When Hewlett-Packard (HP) spent roughly $10 billion on the software company Autonomy, it thought it was buying a slice of the future — investing in the hot trend of big data. But the deal turned out to be a debacle, and not only because HP wrote down $5 billion of the purchase.
The ill-fated marriage of the companies is a lesson for HP and other older technology giants as they throw billions at supposedly game-changing acquisitions, trying to gain a foothold in the future.
In that future, smartphones and tablets, connected to cloud-computing data centres, are the essential tools of work and play.
Companies rent software over the air, rather than buying it with expensive maintenance contracts.
And vast streams of data are continually analysed to find new patterns and make predictions about consumer behaviour and product design. Autonomy, for instance, makes software that can analyse marketing patterns and advise a company on matters like where it should increase marketing resources.
These forces threaten older businesses, like HP’s traditional personal computer and data storage products. Other companies, like Oracle, Microsoft and Cisco, also face pressure. They are all trying to buy the future — and have the cash to do it.

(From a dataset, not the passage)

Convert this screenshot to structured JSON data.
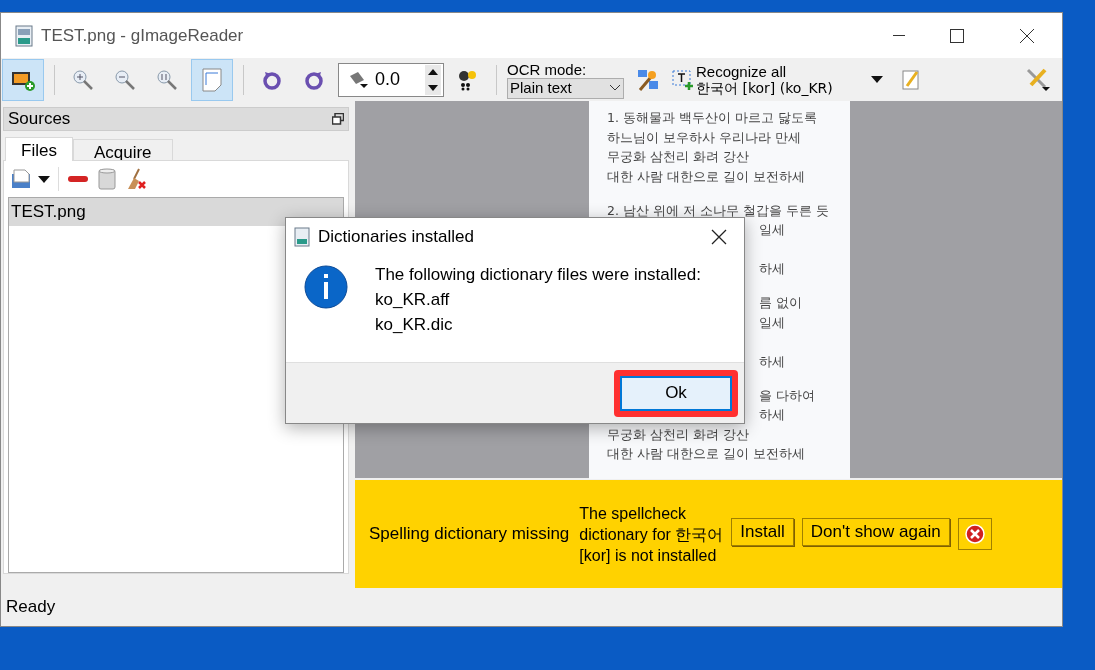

In July, Microsoft decided to pay $1.2 billion for Yammer, which makes a Facebook-like social media product for the office. Oracle recently paid over $3.4 billion for two small cloud computing companies that provide software for human resources and sales management. Last Sunday, the computer networking giant Cisco agreed to pay $1.2 billion in cash for Meraki, a company that manages the free wireless service at Starbucks and other businesses. There are lots more such deals, from these companies as well as IBM, SAP and others.
The pace of change is so fast that Google, so recently seen as an upstart and a giant killer, in 2011 paid $12.5 billion for Motorola Mobility to supercharge its Android smartphone business, which competes with Apple. Earlier this year, Facebook spent $750 million on Instagram so it wouldn’t miss the next thing in social media. But identifying the next big thing can be difficult, said Jeffrey Sonnenfeld, a professor of management at Yale University. Likely as not, he said, deals like the one for Autonomy have “maybe a 40% success, 60% failure rate.”
In a demonstration of the Autonomy product last month, HP appeared to have addressed some of those issues, but others remained. An application to help figure out